At this time it is necessary for the New Indian Ridge Museum’s office to release an updated and revised statement regarding the approximate date of construction of the Shupe House – the first frame house in Amherst, Ohio – and its history relative to other early houses and settlers’ arrivals.
Jacob Shupe came to Black River Township (now Russia Township before it was detached from Amherst/Black River in 1825) in 1810 where he constructed a small, crude log cabin. A year later he moved to a point on Beaver Creek about a mile and a half north of the present-day City of Amherst on what would become Cooper Foster Park Road. In 1811 he permanently settled here, probably constructing a second log cabin at this site. In 1813 he built the first mill in Lorain County, powered by the flowing water of Beaver Creek. His sawmill and gristmill were most probably located in the same building being powered off of the same water wheel. In 1815 he constructed his distillery.
Not long after his mills were finished, construction of his frame house began, probably in 1813. It was first taxed in 1826. Houses in Lorain County were first recorded and taxed in this year. The 1827 records state that he had a house of wood being taxed at $250. We strongly believe that the Shupe frame house, which was the first to have been built in Amherst, and is one of the oldest of its kind still standing in Lorain County, was finished before 1818. It is of the Greek Revival style.
Written histories state that Mr. Shupe did in fact build the first frame house in Amherst, and another early settler who arrived soon after Shupe, Frederick Onstine, built the second frame house. The Chiliab Smith (arrived about 1815) house is also in the running for the second frame house; we are unable to make a positive verification of which early settler in fact did build the second.

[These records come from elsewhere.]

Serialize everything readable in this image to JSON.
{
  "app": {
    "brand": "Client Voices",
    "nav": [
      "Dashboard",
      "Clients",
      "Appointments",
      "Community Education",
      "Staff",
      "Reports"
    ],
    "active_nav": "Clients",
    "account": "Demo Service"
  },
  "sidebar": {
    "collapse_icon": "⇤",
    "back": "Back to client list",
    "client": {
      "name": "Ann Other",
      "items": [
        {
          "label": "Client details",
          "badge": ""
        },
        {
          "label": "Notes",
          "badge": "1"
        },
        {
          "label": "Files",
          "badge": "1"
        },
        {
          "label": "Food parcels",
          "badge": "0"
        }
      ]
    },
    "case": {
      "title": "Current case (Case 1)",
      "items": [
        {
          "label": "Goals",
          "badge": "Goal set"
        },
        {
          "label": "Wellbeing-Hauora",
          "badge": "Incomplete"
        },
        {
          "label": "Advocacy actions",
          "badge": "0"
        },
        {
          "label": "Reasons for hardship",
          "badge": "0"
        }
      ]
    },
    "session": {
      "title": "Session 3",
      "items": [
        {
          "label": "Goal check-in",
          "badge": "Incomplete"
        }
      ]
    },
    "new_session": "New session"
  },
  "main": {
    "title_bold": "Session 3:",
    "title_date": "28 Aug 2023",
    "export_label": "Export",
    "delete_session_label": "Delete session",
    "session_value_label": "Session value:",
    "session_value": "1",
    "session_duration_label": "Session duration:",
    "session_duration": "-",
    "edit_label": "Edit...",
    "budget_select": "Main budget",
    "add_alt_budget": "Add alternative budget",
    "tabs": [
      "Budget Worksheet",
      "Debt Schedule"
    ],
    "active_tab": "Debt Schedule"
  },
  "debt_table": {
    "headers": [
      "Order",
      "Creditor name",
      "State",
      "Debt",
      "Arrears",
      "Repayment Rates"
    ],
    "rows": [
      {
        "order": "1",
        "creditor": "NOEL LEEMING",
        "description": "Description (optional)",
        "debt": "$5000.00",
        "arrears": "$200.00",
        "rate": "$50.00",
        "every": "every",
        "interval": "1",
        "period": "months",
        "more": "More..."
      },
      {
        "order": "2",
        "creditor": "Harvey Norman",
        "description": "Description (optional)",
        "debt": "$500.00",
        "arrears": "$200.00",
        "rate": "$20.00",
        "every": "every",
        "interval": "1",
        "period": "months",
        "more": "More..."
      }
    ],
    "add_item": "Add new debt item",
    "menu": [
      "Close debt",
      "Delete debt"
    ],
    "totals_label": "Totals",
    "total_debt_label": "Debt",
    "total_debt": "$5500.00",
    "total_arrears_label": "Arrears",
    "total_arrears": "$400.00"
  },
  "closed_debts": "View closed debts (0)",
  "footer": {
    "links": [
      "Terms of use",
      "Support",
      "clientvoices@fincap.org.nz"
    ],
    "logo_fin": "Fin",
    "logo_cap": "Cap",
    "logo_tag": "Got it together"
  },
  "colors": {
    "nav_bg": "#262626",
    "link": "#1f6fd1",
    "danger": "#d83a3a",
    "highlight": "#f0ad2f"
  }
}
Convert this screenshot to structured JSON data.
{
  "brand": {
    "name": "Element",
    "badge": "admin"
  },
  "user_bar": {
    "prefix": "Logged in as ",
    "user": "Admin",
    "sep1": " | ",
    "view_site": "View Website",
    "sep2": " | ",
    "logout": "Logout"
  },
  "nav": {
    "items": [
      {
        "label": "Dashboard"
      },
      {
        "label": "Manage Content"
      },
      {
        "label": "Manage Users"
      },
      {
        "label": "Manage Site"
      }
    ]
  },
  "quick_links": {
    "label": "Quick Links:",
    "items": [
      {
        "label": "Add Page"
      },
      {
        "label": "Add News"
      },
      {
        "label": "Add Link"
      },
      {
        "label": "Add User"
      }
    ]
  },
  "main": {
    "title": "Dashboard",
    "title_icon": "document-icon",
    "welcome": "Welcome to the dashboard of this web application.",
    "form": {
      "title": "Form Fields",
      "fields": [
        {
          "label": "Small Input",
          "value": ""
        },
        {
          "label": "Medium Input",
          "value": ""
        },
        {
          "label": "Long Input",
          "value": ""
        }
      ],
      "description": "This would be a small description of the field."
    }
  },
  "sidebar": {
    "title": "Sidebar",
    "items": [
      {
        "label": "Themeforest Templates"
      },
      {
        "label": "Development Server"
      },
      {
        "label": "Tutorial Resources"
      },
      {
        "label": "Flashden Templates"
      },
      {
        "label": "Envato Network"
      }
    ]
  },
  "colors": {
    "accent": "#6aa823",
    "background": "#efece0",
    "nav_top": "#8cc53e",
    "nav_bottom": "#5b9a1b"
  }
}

It has been said that Frederick Onstine, who returned to America after moving to Canada, brought his house building supplies from the East. He came between 1815 and 1818. If this anecdote is true, he would have his building supplies readily accessible and did not need to construct a log cabin, as many early settlers did. Chiliab Smith probably did build a log house before the frame structure.
Please direct any inquiries regarding this updated history to the New Indian Ridge Museum’s offices.
The Jacob Shupe Homestead along the Beaver Creek in Amherst. Construction was started in 1813 and finished before 1818.